First sign there could be something wrong
Second obvious warning
Machines are not that different to humans when it comes to their basic needs. All need fuel, fresh air, protection, warming up, flexibility in joints and muscles so we can remain active. Simple basic body maintenance – if we don’t look after ourselves we become ill. So what makes us think that we can jump on a machine on a Monday morning, start it up on full throttle, fill it with diesel and expect it to cut grass for eight hours, five days a week (with perhaps a 15 minute introduction to a grease gun air line and if it’s lucky a pressure washer) and for it not to complain? We expect these machines to work like this without breaking down – I think not. If we treated our bodies this way we’d all look like Keith Richards (sorry Keith), come to think of it he’s still going strong which somewhat defeats my argument, but at what cost?
Third even more obvious warning

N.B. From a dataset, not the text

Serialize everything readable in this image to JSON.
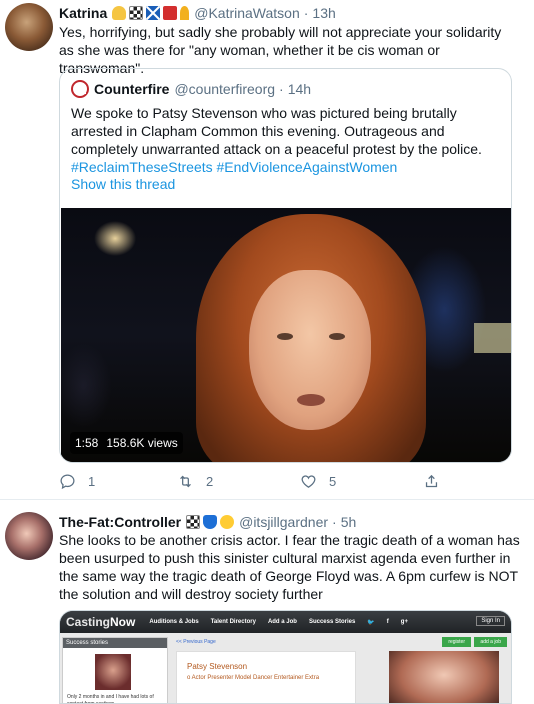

Whilst technology is moving in the right direction by making things easier and more efficient, there is still a basic need to look after machinery and to not assume that things will continue to operate unaided. There is no such thing as a maintenance free machine; from a trowel to a tractor, everything needs a certain amount of looking after. The warnings are always there but are usually noted too late when the damage has been done. That rumbling bearing, reduction in power, or strange burning smell can all lead to failures that could be avoided if investigated early. Spending a bit more time at the start of the day checking those ‘insignificant leaks’ can help you to avoid a more catastrophic failure. The same is true of ourselves, the warnings are there and normally we tend to act on anything out of the ordinary. The machine unfortunately needs a bit of help, it only makes a noise (usually an expensive one) when it’s too late.
The inevitable and costly outcome!
Group Head of Assets and Fleet